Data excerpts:

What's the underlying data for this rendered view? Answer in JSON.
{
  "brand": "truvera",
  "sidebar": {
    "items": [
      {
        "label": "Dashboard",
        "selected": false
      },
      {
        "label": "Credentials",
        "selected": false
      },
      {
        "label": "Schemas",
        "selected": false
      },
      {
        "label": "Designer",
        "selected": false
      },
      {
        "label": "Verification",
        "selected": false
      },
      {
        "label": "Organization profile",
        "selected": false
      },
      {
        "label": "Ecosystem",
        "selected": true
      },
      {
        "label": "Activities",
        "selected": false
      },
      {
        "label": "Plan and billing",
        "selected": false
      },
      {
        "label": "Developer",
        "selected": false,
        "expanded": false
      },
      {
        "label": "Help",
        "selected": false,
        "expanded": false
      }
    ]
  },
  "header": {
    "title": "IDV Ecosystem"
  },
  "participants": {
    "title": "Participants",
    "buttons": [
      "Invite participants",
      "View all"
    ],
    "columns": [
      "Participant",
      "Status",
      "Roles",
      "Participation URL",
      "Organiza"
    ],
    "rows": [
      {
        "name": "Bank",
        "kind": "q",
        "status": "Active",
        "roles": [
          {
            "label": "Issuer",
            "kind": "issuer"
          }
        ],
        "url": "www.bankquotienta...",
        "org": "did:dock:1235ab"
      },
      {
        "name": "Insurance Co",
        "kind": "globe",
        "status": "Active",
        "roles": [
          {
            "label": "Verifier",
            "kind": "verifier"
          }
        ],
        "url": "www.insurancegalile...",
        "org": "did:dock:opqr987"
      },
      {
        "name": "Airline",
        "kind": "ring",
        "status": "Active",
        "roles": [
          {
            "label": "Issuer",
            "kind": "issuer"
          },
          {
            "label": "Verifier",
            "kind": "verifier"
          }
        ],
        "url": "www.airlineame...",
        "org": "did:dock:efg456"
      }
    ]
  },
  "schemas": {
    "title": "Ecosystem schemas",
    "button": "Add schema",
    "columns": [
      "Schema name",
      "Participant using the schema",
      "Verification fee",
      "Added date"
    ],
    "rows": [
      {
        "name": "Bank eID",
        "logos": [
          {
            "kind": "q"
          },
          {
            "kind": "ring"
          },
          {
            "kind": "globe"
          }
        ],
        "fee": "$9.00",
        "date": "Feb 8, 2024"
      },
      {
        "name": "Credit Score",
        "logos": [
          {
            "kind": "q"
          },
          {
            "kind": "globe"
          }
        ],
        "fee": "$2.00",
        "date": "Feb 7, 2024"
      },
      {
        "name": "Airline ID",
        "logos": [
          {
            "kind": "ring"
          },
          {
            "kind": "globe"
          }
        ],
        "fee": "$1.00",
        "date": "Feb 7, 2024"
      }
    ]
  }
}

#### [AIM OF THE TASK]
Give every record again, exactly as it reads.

#### [WRITTEN SOLUTION]
What's the underlying data for this rendered view? Answer in JSON.
{
  "brand": "truvera",
  "sidebar": {
    "items": [
      {
        "label": "Dashboard",
        "selected": false
      },
      {
        "label": "Credentials",
        "selected": false
      },
      {
        "label": "Schemas",
        "selected": false
      },
      {
        "label": "Designer",
        "selected": false
      },
      {
        "label": "Verification",
        "selected": false
      },
      {
        "label": "Organization profile",
        "selected": false
      },
      {
        "label": "Ecosystem",
        "selected": true
      },
      {
        "label": "Activities",
        "selected": false
      },
      {
        "label": "Plan and billing",
        "selected": false
      },
      {
        "label": "Developer",
        "selected": false,
        "expanded": false
      },
      {
        "label": "Help",
        "selected": false,
        "expanded": false
      }
    ]
  },
  "header": {
    "title": "IDV Ecosystem"
  },
  "participants": {
    "title": "Participants",
    "buttons": [
      "Invite participants",
      "View all"
    ],
    "columns": [
      "Participant",
      "Status",
      "Roles",
      "Participation URL",
      "Organiza"
    ],
    "rows": [
      {
        "name": "Bank",
        "kind": "q",
        "status": "Active",
        "roles": [
          {
            "label": "Issuer",
            "kind": "issuer"
          }
        ],
        "url": "www.bankquotienta...",
        "org": "did:dock:1235ab"
      },
      {
        "name": "Insurance Co",
        "kind": "globe",
        "status": "Active",
        "roles": [
          {
            "label": "Verifier",
            "kind": "verifier"
          }
        ],
        "url": "www.insurancegalile...",
        "org": "did:dock:opqr987"
      },
      {
        "name": "Airline",
        "kind": "ring",
        "status": "Active",
        "roles": [
          {
            "label": "Issuer",
            "kind": "issuer"
          },
          {
            "label": "Verifier",
            "kind": "verifier"
          }
        ],
        "url": "www.airlineame...",
        "org": "did:dock:efg456"
      }
    ]
  },
  "schemas": {
    "title": "Ecosystem schemas",
    "button": "Add schema",
    "columns": [
      "Schema name",
      "Participant using the schema",
      "Verification fee",
      "Added date"
    ],
    "rows": [
      {
        "name": "Bank eID",
        "logos": [
          {
            "kind": "q"
          },
          {
            "kind": "ring"
          },
          {
            "kind": "globe"
          }
        ],
        "fee": "$9.00",
        "date": "Feb 8, 2024"
      },
      {
        "name": "Credit Score",
        "logos": [
          {
            "kind": "q"
          },
          {
            "kind": "globe"
          }
        ],
        "fee": "$2.00",
        "date": "Feb 7, 2024"
      },
      {
        "name": "Airline ID",
        "logos": [
          {
            "kind": "ring"
          },
          {
            "kind": "globe"
          }
        ],
        "fee": "$1.00",
        "date": "Feb 7, 2024"
      }
    ]
  }
}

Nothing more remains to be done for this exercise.